South Korea will begin taking reservations for coronavirus vaccines from pregnant women this week as the country accelerates its inoculation drive to reach its goal for immunizing 80% of all adults by the end of the month.
Health authorities see pregnant mothers as key to the campaign and sought to drum up participation through public notices and news conferences saying they have a greater possibility of serious illness and death if infected with COVID-19.
Pregnant women are eligible to sign up for a shot starting Friday, for inoculation set to begin on Oct. 18 using Pfizer or Moderna vaccines, according to the Korea Disease Control and Prevention Agency (KDCA).
“The vaccines are safe for pregnant women and can meaningfully decrease their risks of contracting COVID-19 and becoming critically ill,” KDCA director Jeong Eun-kyeong told a public briefing on Monday.
Of the 731 pregnant women infected with the virus in South Korea as of August, about 2% of them developed serious illnesses, more than six times that of women aged 20-45, according to the KDCA.
But officials have advised people with shorter than 12 weeks pregnancy to consult medical staff before getting a shot.
Some 54.5 of the country’s 52 million population and around 63% of adults were fully vaccinated as of Tuesday, and authorities aim to complete vaccination for 80% of all adults by the end of October.

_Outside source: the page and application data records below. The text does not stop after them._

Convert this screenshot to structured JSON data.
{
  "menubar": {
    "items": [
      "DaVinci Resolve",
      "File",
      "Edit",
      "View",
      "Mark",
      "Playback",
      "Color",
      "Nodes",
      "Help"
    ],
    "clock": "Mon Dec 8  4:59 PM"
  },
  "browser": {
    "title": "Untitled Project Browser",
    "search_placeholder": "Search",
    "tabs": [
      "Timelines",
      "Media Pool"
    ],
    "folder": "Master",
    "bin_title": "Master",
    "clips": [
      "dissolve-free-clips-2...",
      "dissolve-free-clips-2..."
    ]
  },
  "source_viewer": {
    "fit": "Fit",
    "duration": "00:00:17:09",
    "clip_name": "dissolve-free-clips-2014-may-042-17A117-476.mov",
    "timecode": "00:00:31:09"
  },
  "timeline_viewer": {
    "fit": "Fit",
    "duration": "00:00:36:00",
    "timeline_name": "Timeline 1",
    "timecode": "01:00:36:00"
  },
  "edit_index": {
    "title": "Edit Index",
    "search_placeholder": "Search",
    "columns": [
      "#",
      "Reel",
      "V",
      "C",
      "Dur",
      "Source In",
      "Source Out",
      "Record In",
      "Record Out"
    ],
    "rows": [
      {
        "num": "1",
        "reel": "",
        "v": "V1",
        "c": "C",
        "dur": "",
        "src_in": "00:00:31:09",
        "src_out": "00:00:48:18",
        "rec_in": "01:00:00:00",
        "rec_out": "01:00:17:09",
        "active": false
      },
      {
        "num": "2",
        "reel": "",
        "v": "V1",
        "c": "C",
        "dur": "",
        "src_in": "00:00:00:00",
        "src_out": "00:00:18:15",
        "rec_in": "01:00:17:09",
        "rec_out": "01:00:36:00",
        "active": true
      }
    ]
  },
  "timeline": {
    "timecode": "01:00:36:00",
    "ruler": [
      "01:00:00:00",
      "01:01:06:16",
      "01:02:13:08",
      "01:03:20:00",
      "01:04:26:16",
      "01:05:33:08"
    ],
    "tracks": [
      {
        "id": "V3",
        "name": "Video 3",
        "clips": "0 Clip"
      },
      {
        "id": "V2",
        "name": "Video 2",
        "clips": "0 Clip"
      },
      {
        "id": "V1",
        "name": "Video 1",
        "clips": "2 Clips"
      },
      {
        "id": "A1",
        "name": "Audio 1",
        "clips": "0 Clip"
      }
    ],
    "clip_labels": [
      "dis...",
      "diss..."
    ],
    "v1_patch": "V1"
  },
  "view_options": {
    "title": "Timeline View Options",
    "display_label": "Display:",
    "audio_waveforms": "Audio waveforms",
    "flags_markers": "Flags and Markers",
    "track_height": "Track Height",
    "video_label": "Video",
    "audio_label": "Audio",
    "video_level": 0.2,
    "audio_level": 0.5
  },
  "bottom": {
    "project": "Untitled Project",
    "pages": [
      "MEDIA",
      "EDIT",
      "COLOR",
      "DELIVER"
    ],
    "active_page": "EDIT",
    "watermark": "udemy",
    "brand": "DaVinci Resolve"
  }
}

The government plans to begin vaccinating children aged 12-17 next month, and providing booster shots for people aged 75 or older and other priority groups next week, including those who live or work at nursing homes and care facilities.
Authorities are also mapping out a plan on how to live more normally with COVID-19, to be implemented in phases starting later this month to gradually ease distancing rules and restrictions, though masks will still be mandatory at least in the initial stages.

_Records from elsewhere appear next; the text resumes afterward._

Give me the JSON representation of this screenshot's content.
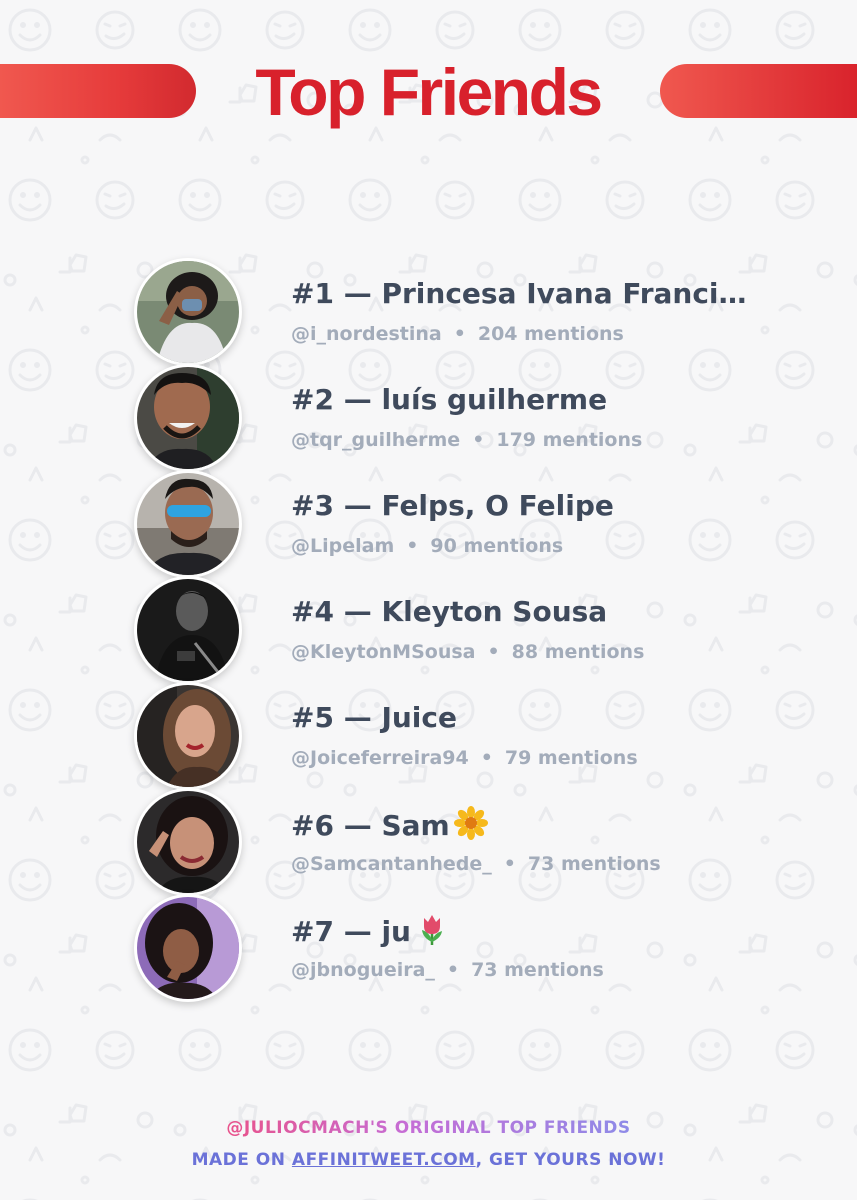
{
  "header": {
    "title": "Top Friends"
  },
  "friends": [
    {
      "rank": "#1",
      "name": "Princesa Ivana Franci…",
      "handle": "@i_nordestina",
      "mentions": "204 mentions",
      "emoji": ""
    },
    {
      "rank": "#2",
      "name": "luís guilherme",
      "handle": "@tqr_guilherme",
      "mentions": "179 mentions",
      "emoji": ""
    },
    {
      "rank": "#3",
      "name": "Felps, O Felipe",
      "handle": "@Lipelam",
      "mentions": "90 mentions",
      "emoji": ""
    },
    {
      "rank": "#4",
      "name": "Kleyton Sousa",
      "handle": "@KleytonMSousa",
      "mentions": "88 mentions",
      "emoji": ""
    },
    {
      "rank": "#5",
      "name": "Juice",
      "handle": "@Joiceferreira94",
      "mentions": "79 mentions",
      "emoji": ""
    },
    {
      "rank": "#6",
      "name": "Sam",
      "handle": "@Samcantanhede_",
      "mentions": "73 mentions",
      "emoji": "sunflower-icon"
    },
    {
      "rank": "#7",
      "name": "ju",
      "handle": "@jbnogueira_",
      "mentions": "73 mentions",
      "emoji": "tulip-icon"
    }
  ],
  "separator": "—",
  "bullet": "•",
  "footer": {
    "line1": "@JULIOCMACH'S ORIGINAL TOP FRIENDS",
    "line2_prefix": "MADE ON ",
    "line2_link": "AFFINITWEET.COM",
    "line2_suffix": ", GET YOURS NOW!"
  },
  "colors": {
    "title": "#d8212c",
    "accent_bar": "#e63b3b",
    "name_text": "#3f4a5c",
    "meta_text": "#a3acba",
    "footer_gradient_start": "#e9528a",
    "footer_gradient_end": "#8e8be8",
    "footer_link": "#6b72d8",
    "background": "#f7f7f8"
  }
}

The KDCA reported 2,028 cases for Tuesday, as the numbers resurged after the Korean thanksgiving Chuseok holidays.
But the ongoing wave has seen far fewer serious infections than earlier outbreaks, with many older and more vulnerable people having received vaccines.

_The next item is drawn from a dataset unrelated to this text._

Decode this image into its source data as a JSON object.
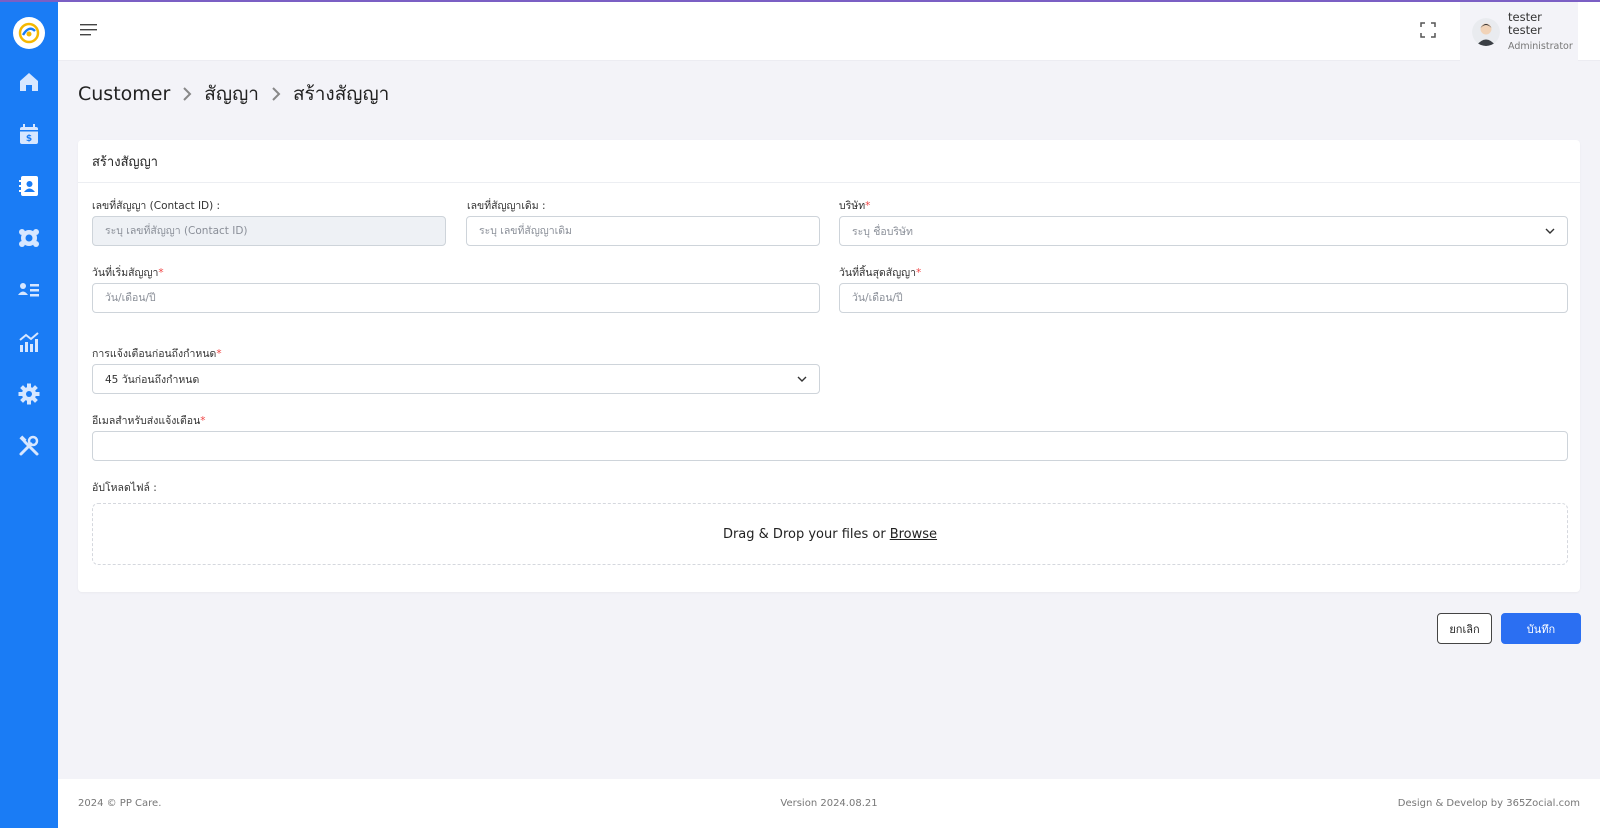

Critical cases hovered around 350, and total infections rose to 323,379, with 2,536 deaths.
Photo – A woman wearing a mask walks outside Seoul City Hall in Seoul, South Korea. EPA-EFE/JEON HEON-KYUN